  • Can we transition funds to help pay for infrastructure to facilitate virtual learning?
  • Can we postpone deliverables or reporting requirements during this time?

Fiscal Management/Crisis Tools

During times of crisis, the fiscal outlook of an organization can change abruptly. 

To assist organizations in planning for their financial sustainability, the Overdeck Family Foundation, in partnership with the Afterschool Alliance and Grafe Consulting, produced a financial planning tool to assist nonprofit leaders with scenario planning during these uncertain times.
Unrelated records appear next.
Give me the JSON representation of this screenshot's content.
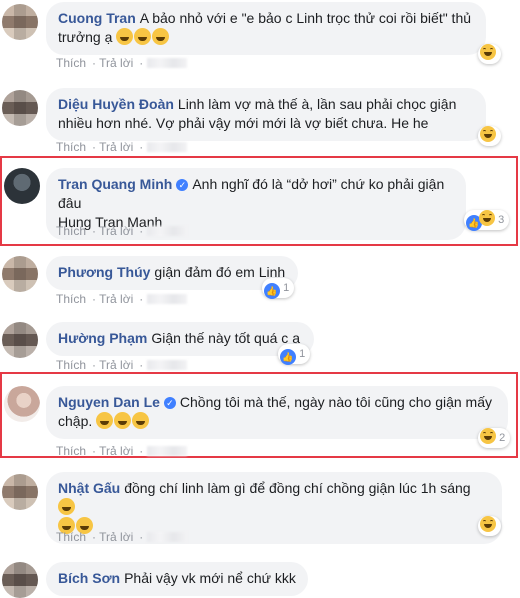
{
  "labels": {
    "like": "Thích",
    "reply": "Trả lời"
  },
  "comments": [
    {
      "name": "Cuong Tran",
      "text": "A bảo nhỏ với e \"e bảo c Linh trọc thử coi rồi biết\" thủ trưởng ạ",
      "emoji_count": 3,
      "reactions": ""
    },
    {
      "name": "Diệu Huyền Đoàn",
      "text": "Linh làm vợ mà thế à, lần sau phải chọc giận nhiều hơn nhé. Vợ phải vậy mới mới là vợ biết chưa. He he",
      "reactions": ""
    },
    {
      "name": "Tran Quang Minh",
      "text": "Anh nghĩ đó là “dở hơi” chứ ko phải giận đâu",
      "text2": "Hung Tran Manh",
      "reactions": "3"
    },
    {
      "name": "Phương Thúy",
      "text": "giận đảm đó em Linh",
      "reactions": "1"
    },
    {
      "name": "Hường Phạm",
      "text": "Giận thế này tốt quá c ạ",
      "reactions": "1"
    },
    {
      "name": "Nguyen Dan Le",
      "text": "Chồng tôi mà thế, ngày nào tôi cũng cho giận mấy chập.",
      "reactions": "2"
    },
    {
      "name": "Nhật Gấu",
      "text": "đồng chí linh làm gì để đồng chí chồng giận lúc 1h sáng",
      "reactions": ""
    },
    {
      "name": "Bích Sơn",
      "text": "Phải vậy vk mới nể chứ kkk",
      "reactions": ""
    }
  ],
  "colors": {
    "name": "#385898",
    "bubble": "#f2f3f5",
    "highlight": "#e53945",
    "meta": "#90949c"
  }
}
The workbook, an Excel template (please note that this link will download as an excel document), allows afterschool organizations to forecast revenue, expenses, and cash and to create multiple scenarios to evaluate financial sustainability in a fast-changing environment. Here's a brief guide on how to use the template.

The Wallace Foundation has partnered with Fiscal Management Associates, a national capacity-building firm that advises nonprofits on strategic financial management, to help nonprofits assess their fiscal situation and make adjustments.

Stories from the Field

The Boys & Girls Club of Dane County in Wisconsin, in partnership with the United Way and community leaders, raised more than $100,000 via an online donation drive in less than 10 hours to support families affected by COVID-19 in their community. Donations will go toward medical supplies, meals for children who would otherwise get them at school, local shelters, college students needing temporary housing and meals, and senior citizens who may need meals, transportation, and medical assistance.

In a video from the beginning of the pandemic, Horton's Kids leadership team discuss the financial challenges they are facing during COVID-19 closures and how they are pivoting to bring in new public and private funding and using new flexible guidelines to continue to serve their community impactfully.